TASK DIRECTIONS ▸ The result should be every line in the data below that carries the string "this".

RECORDS SUPPLIED ▸
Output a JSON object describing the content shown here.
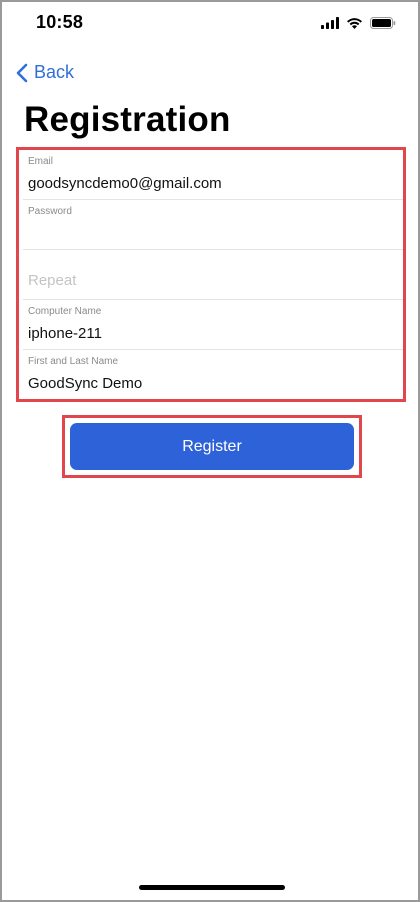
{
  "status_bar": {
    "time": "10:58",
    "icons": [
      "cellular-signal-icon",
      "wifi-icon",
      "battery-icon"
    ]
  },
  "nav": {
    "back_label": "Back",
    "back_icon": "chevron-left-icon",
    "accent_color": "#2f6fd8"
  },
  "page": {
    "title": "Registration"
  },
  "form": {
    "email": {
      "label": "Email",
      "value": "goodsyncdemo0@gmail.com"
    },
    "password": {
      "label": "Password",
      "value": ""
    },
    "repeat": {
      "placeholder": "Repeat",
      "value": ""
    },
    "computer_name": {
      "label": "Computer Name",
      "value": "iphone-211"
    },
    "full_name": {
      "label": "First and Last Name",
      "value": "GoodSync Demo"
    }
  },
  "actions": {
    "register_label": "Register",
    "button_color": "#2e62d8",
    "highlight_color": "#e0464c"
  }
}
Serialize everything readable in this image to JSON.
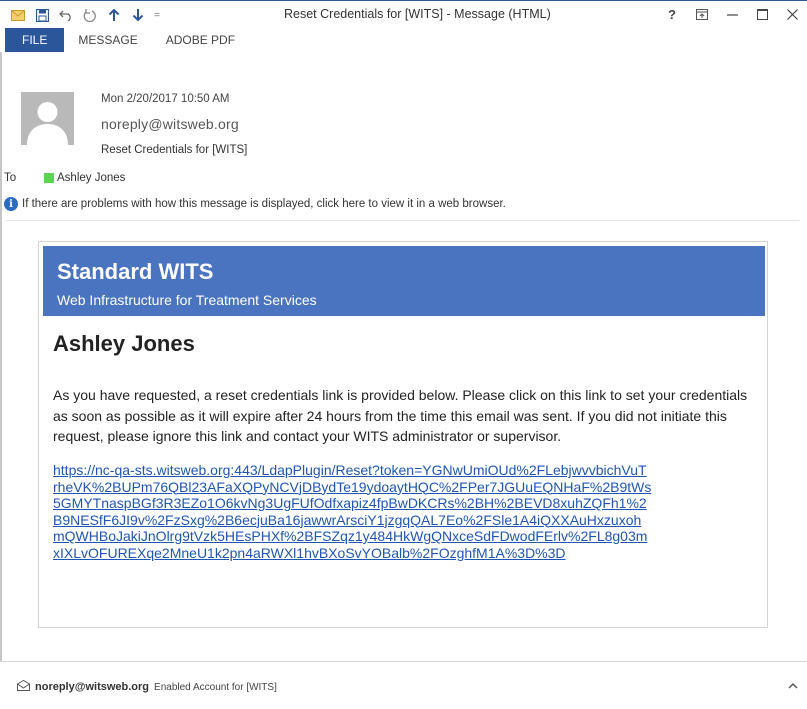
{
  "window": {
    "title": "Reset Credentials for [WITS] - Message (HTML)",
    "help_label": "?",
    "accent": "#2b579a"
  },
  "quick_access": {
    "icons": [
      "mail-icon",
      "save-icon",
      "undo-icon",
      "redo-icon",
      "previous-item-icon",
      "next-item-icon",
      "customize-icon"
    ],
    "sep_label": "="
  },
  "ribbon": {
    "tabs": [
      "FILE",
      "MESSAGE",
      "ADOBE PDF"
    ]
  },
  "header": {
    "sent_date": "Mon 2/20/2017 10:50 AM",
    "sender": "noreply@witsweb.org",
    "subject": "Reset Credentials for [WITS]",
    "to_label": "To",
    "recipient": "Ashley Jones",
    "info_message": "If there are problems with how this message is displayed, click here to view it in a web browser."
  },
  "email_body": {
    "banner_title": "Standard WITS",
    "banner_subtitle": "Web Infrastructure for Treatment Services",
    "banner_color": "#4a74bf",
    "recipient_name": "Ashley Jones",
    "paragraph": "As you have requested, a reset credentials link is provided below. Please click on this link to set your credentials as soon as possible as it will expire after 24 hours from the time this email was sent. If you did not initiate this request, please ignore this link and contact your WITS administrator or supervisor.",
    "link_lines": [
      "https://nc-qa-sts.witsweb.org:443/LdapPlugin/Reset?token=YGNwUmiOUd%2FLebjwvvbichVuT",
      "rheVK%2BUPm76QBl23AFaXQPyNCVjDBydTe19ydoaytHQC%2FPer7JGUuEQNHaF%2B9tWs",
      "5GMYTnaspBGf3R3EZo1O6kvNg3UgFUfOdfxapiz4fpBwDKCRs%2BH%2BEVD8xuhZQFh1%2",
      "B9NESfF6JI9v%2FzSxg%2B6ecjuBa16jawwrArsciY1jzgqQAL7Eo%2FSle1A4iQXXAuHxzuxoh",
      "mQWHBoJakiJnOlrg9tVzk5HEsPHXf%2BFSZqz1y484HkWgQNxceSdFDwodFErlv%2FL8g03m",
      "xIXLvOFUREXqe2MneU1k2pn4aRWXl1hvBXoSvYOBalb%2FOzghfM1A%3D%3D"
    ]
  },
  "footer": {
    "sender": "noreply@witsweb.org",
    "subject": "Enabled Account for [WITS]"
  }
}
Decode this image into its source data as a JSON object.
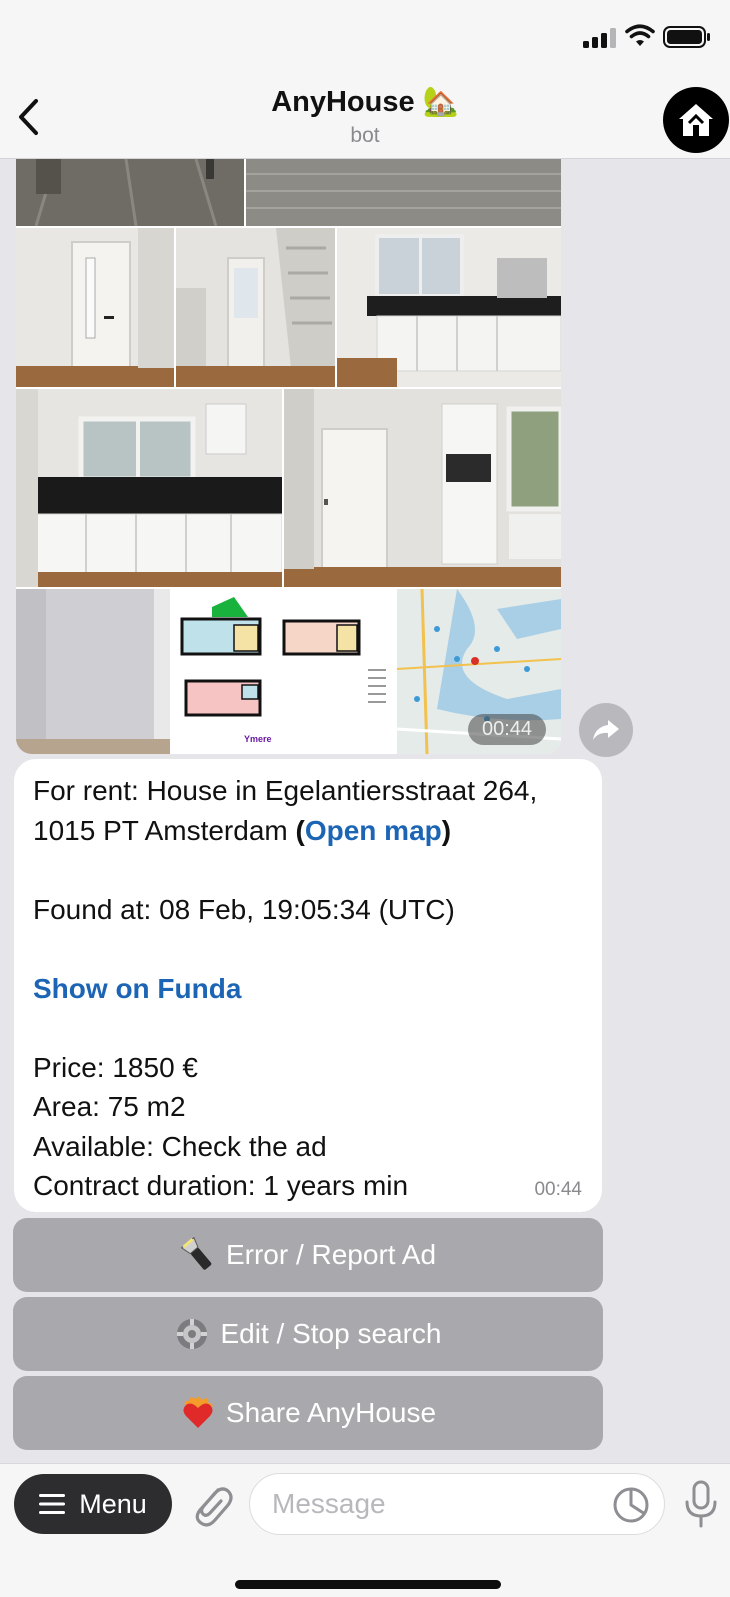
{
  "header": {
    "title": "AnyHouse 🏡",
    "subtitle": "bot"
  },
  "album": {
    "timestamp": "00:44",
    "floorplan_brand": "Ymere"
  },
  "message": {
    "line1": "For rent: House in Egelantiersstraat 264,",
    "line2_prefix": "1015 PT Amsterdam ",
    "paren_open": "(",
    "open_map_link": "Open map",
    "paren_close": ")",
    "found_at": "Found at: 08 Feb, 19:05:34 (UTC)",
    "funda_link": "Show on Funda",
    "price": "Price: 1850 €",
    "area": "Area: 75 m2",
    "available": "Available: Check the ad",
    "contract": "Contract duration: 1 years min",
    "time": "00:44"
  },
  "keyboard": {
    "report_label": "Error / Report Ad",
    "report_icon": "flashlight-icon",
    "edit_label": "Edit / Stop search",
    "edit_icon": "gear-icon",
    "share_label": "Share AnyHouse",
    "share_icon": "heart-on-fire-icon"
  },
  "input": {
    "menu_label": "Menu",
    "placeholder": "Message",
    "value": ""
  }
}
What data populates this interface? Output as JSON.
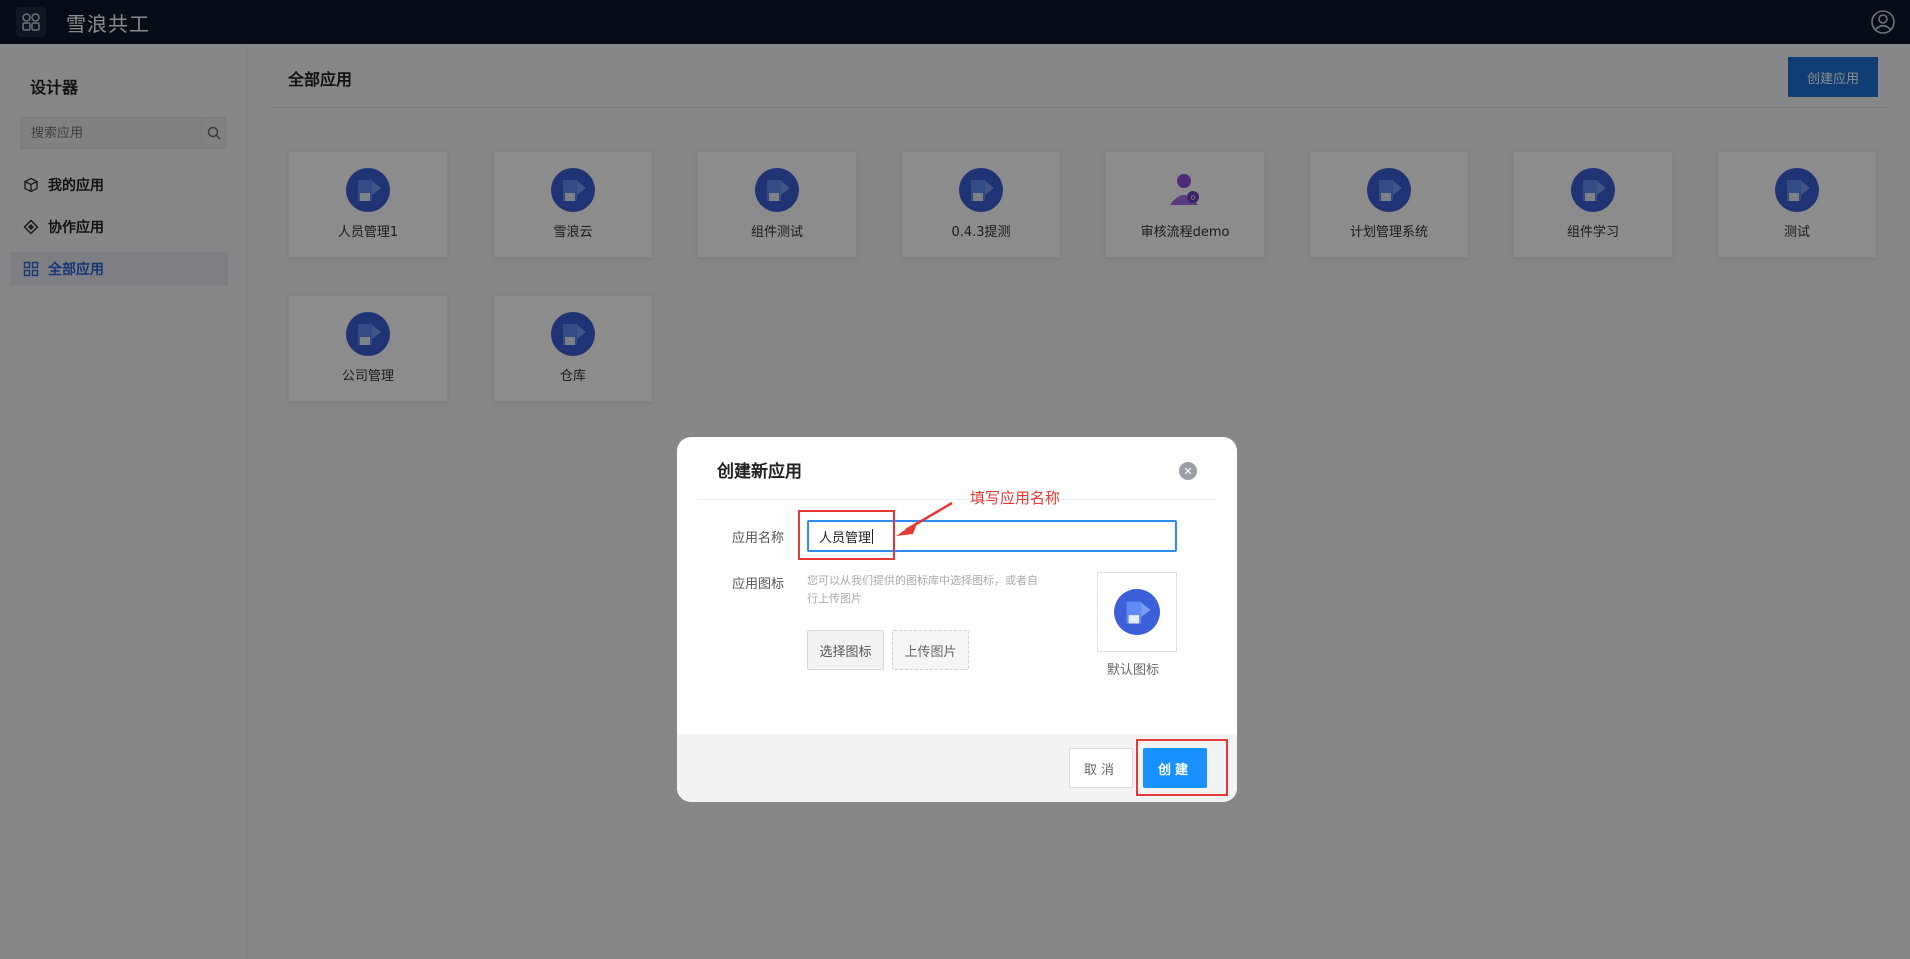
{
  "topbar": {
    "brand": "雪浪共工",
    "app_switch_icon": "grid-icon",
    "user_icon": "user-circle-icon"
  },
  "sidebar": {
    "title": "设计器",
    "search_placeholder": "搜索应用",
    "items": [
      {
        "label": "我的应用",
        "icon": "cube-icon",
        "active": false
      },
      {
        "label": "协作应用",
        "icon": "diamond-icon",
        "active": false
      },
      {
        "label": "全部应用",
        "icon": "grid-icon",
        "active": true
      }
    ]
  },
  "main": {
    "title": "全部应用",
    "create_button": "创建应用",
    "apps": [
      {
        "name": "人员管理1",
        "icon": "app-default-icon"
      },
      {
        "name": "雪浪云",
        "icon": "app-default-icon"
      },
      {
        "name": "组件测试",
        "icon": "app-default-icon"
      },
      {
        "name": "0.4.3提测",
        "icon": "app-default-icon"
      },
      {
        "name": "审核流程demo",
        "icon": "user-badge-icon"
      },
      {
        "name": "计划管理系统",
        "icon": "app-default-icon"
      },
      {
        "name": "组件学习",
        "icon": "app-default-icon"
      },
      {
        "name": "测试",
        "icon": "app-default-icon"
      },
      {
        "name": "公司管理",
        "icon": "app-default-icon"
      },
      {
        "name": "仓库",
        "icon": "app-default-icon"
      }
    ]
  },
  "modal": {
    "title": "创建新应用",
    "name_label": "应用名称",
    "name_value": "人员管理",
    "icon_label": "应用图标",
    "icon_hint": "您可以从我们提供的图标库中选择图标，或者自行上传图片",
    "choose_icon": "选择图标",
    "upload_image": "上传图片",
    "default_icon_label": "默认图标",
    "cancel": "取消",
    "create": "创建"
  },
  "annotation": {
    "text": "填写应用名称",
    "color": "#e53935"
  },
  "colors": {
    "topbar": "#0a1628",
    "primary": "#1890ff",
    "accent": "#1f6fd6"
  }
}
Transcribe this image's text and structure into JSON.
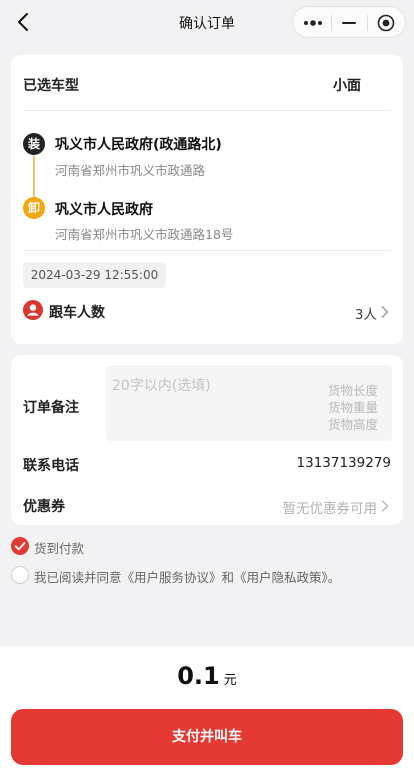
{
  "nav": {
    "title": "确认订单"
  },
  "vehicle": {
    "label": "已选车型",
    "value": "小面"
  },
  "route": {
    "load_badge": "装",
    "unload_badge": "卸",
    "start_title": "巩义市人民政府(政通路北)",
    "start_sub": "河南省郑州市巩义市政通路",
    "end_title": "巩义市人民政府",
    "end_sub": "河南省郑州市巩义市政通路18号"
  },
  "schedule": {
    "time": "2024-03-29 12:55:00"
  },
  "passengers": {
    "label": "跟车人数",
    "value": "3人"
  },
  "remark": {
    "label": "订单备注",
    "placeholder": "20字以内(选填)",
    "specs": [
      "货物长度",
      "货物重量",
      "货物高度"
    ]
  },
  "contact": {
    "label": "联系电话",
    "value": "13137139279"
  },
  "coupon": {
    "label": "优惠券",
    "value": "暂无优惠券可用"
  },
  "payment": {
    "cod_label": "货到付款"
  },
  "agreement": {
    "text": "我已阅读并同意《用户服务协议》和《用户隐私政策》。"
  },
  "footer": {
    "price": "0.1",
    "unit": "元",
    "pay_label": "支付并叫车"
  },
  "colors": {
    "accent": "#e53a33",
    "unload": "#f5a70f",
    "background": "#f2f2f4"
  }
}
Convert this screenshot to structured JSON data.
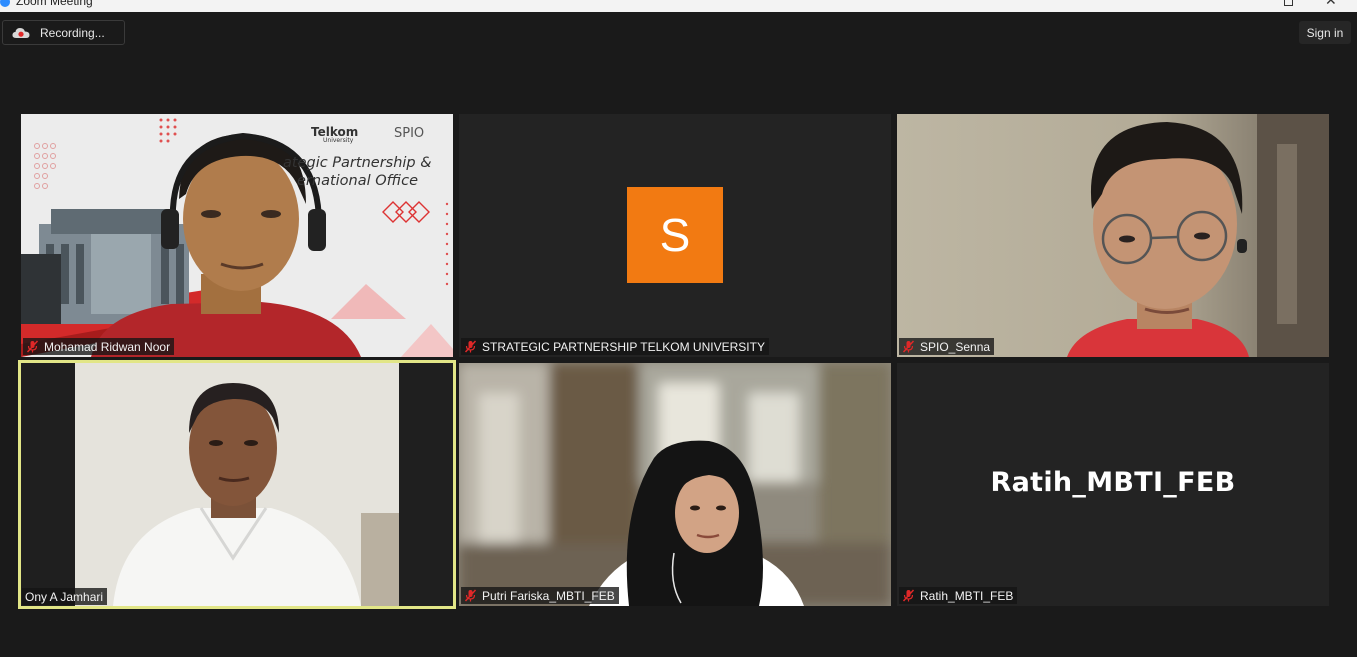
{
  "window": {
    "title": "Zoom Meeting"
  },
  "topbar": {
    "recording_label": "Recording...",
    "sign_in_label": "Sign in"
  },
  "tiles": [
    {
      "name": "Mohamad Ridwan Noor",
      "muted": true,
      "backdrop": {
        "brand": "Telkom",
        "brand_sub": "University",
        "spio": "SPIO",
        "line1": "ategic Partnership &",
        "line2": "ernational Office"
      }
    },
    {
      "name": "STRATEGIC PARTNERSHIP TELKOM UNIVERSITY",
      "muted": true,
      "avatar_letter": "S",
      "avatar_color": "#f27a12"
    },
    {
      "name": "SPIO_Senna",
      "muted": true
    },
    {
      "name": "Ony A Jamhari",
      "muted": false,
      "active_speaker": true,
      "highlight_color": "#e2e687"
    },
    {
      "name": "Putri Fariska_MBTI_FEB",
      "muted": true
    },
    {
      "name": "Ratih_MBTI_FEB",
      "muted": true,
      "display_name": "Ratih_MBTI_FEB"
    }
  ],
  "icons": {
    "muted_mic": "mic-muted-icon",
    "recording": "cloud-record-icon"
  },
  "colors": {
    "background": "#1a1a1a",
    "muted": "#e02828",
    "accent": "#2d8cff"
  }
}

TASK SOLUTION ▸
Serialize everything readable in this image to JSON.
    "info_message": "If there are problems with how this message is displayed, click here to view it in a web browser."
    "paragraph": "As you have requested, a reset credentials link is provided below. Please click on this link to set your credentials as soon as possible as it will expire after 24 hours from the time this email was sent. If you did not initiate this request, please ignore this link and contact your WITS administrator or supervisor.",
Decode this image into its source data as a JSON object.
What data populates this interface? Output as JSON.
Transcribe this image's text and structure into JSON.
Convert this screenshot to structured JSON data.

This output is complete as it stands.